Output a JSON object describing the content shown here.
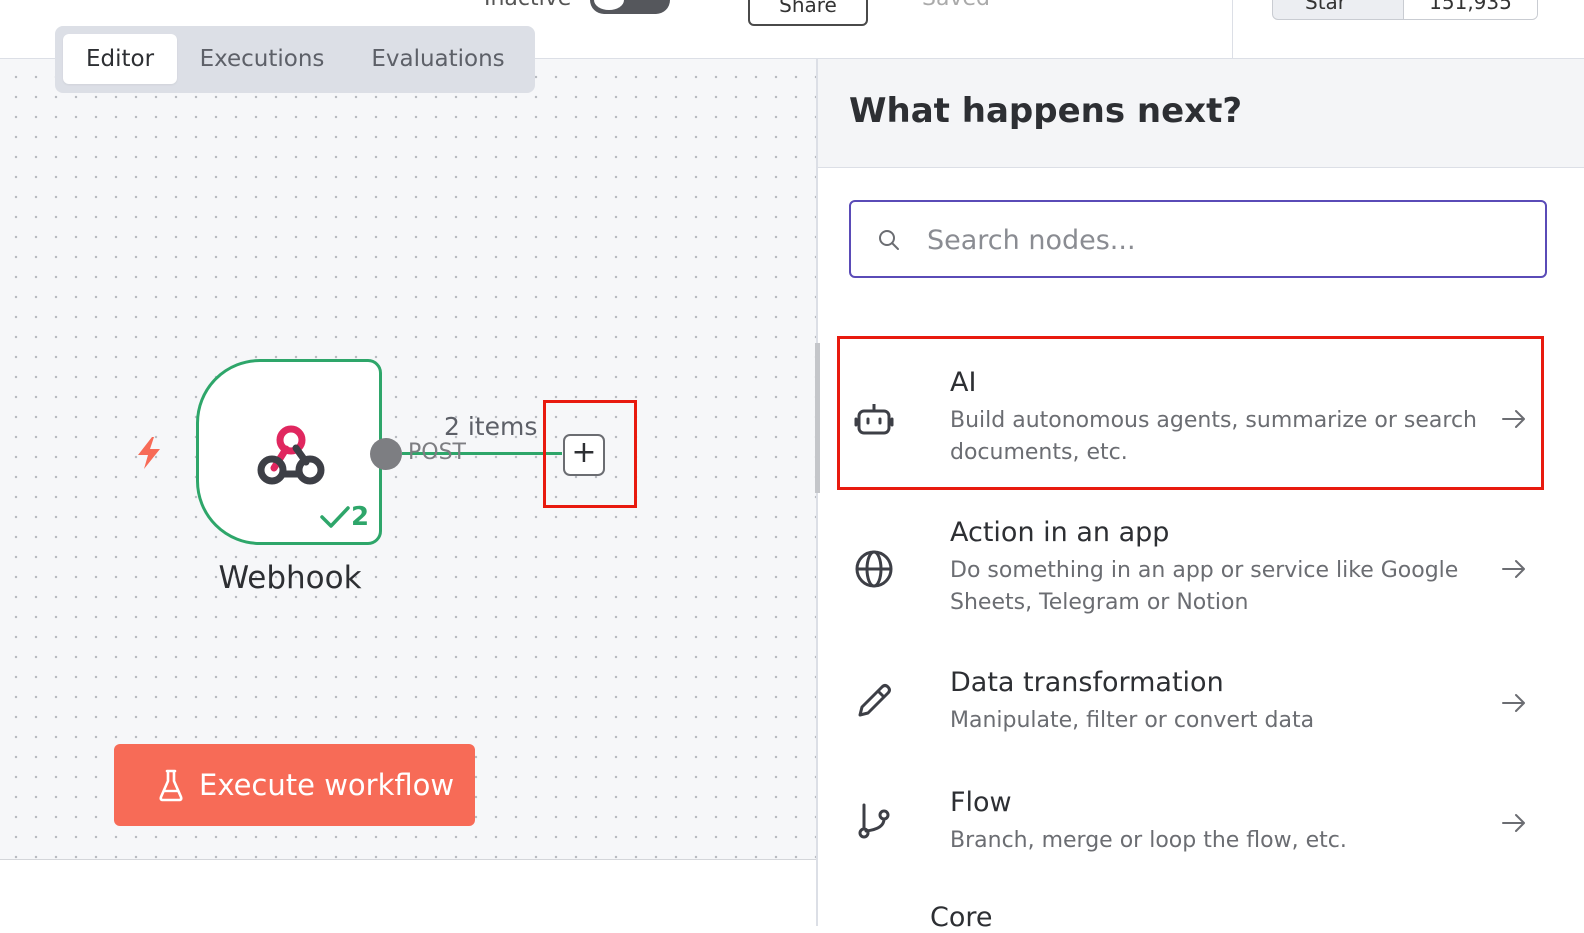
{
  "header": {
    "inactive_label": "Inactive",
    "share_label": "Share",
    "saved_label": "Saved",
    "star_label": "Star",
    "star_count": "151,935"
  },
  "tabs": [
    {
      "label": "Editor",
      "active": true
    },
    {
      "label": "Executions",
      "active": false
    },
    {
      "label": "Evaluations",
      "active": false
    }
  ],
  "canvas": {
    "node": {
      "title": "Webhook",
      "success_count": "2",
      "output_label": "POST",
      "items_label": "2 items"
    },
    "add_node_symbol": "+",
    "execute_button": "Execute workflow"
  },
  "panel": {
    "title": "What happens next?",
    "search_placeholder": "Search nodes...",
    "search_value": "",
    "categories": [
      {
        "title": "AI",
        "desc": "Build autonomous agents, summarize or search documents, etc.",
        "icon": "robot-icon"
      },
      {
        "title": "Action in an app",
        "desc": "Do something in an app or service like Google Sheets, Telegram or Notion",
        "icon": "globe-icon"
      },
      {
        "title": "Data transformation",
        "desc": "Manipulate, filter or convert data",
        "icon": "pencil-icon"
      },
      {
        "title": "Flow",
        "desc": "Branch, merge or loop the flow, etc.",
        "icon": "branch-icon"
      }
    ],
    "next_category_peek": "Core"
  },
  "colors": {
    "accent": "#5a4bb7",
    "success": "#2ea66a",
    "execute": "#f76b57",
    "highlight": "#e81a0f",
    "webhook_pink": "#e0275f"
  }
}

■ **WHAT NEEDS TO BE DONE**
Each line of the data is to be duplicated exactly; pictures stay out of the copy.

■ **EXERCISE SOLUTION**
Output a JSON object describing the content shown here.
{
  "header": {
    "inactive_label": "Inactive",
    "share_label": "Share",
    "saved_label": "Saved",
    "star_label": "Star",
    "star_count": "151,935"
  },
  "tabs": [
    {
      "label": "Editor",
      "active": true
    },
    {
      "label": "Executions",
      "active": false
    },
    {
      "label": "Evaluations",
      "active": false
    }
  ],
  "canvas": {
    "node": {
      "title": "Webhook",
      "success_count": "2",
      "output_label": "POST",
      "items_label": "2 items"
    },
    "add_node_symbol": "+",
    "execute_button": "Execute workflow"
  },
  "panel": {
    "title": "What happens next?",
    "search_placeholder": "Search nodes...",
    "search_value": "",
    "categories": [
      {
        "title": "AI",
        "desc": "Build autonomous agents, summarize or search documents, etc.",
        "icon": "robot-icon"
      },
      {
        "title": "Action in an app",
        "desc": "Do something in an app or service like Google Sheets, Telegram or Notion",
        "icon": "globe-icon"
      },
      {
        "title": "Data transformation",
        "desc": "Manipulate, filter or convert data",
        "icon": "pencil-icon"
      },
      {
        "title": "Flow",
        "desc": "Branch, merge or loop the flow, etc.",
        "icon": "branch-icon"
      }
    ],
    "next_category_peek": "Core"
  },
  "colors": {
    "accent": "#5a4bb7",
    "success": "#2ea66a",
    "execute": "#f76b57",
    "highlight": "#e81a0f",
    "webhook_pink": "#e0275f"
  }
}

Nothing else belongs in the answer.